Task goal -
Give the records below again, exactly as they appear.
-*-*-
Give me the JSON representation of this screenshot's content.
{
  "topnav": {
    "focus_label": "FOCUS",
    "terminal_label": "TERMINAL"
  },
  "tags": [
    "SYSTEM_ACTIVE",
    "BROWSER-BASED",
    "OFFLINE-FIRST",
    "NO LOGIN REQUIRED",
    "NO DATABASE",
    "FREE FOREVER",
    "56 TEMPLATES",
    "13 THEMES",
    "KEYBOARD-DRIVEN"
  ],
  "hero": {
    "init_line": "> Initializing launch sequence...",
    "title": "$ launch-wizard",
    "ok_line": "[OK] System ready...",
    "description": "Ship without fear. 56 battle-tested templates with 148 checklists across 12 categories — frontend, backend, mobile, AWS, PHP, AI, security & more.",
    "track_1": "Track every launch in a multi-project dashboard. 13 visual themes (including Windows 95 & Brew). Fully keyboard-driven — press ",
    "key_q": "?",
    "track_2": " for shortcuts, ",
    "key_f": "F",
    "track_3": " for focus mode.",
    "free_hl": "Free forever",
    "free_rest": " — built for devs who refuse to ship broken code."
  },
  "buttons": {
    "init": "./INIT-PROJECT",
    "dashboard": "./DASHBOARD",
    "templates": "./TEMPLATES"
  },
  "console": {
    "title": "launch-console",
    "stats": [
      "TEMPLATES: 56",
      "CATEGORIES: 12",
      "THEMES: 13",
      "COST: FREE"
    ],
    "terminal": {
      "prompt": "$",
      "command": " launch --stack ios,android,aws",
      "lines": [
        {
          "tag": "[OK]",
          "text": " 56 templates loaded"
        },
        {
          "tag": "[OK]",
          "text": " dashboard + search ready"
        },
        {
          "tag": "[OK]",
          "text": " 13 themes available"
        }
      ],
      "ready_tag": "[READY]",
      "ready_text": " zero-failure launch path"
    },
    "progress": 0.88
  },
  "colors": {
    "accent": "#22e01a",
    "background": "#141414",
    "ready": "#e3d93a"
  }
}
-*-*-
Response to this task -
Give me the JSON representation of this screenshot's content.
{
  "topnav": {
    "focus_label": "FOCUS",
    "terminal_label": "TERMINAL"
  },
  "tags": [
    "SYSTEM_ACTIVE",
    "BROWSER-BASED",
    "OFFLINE-FIRST",
    "NO LOGIN REQUIRED",
    "NO DATABASE",
    "FREE FOREVER",
    "56 TEMPLATES",
    "13 THEMES",
    "KEYBOARD-DRIVEN"
  ],
  "hero": {
    "init_line": "> Initializing launch sequence...",
    "title": "$ launch-wizard",
    "ok_line": "[OK] System ready...",
    "description": "Ship without fear. 56 battle-tested templates with 148 checklists across 12 categories — frontend, backend, mobile, AWS, PHP, AI, security & more.",
    "track_1": "Track every launch in a multi-project dashboard. 13 visual themes (including Windows 95 & Brew). Fully keyboard-driven — press ",
    "key_q": "?",
    "track_2": " for shortcuts, ",
    "key_f": "F",
    "track_3": " for focus mode.",
    "free_hl": "Free forever",
    "free_rest": " — built for devs who refuse to ship broken code."
  },
  "buttons": {
    "init": "./INIT-PROJECT",
    "dashboard": "./DASHBOARD",
    "templates": "./TEMPLATES"
  },
  "console": {
    "title": "launch-console",
    "stats": [
      "TEMPLATES: 56",
      "CATEGORIES: 12",
      "THEMES: 13",
      "COST: FREE"
    ],
    "terminal": {
      "prompt": "$",
      "command": " launch --stack ios,android,aws",
      "lines": [
        {
          "tag": "[OK]",
          "text": " 56 templates loaded"
        },
        {
          "tag": "[OK]",
          "text": " dashboard + search ready"
        },
        {
          "tag": "[OK]",
          "text": " 13 themes available"
        }
      ],
      "ready_tag": "[READY]",
      "ready_text": " zero-failure launch path"
    },
    "progress": 0.88
  },
  "colors": {
    "accent": "#22e01a",
    "background": "#141414",
    "ready": "#e3d93a"
  }
}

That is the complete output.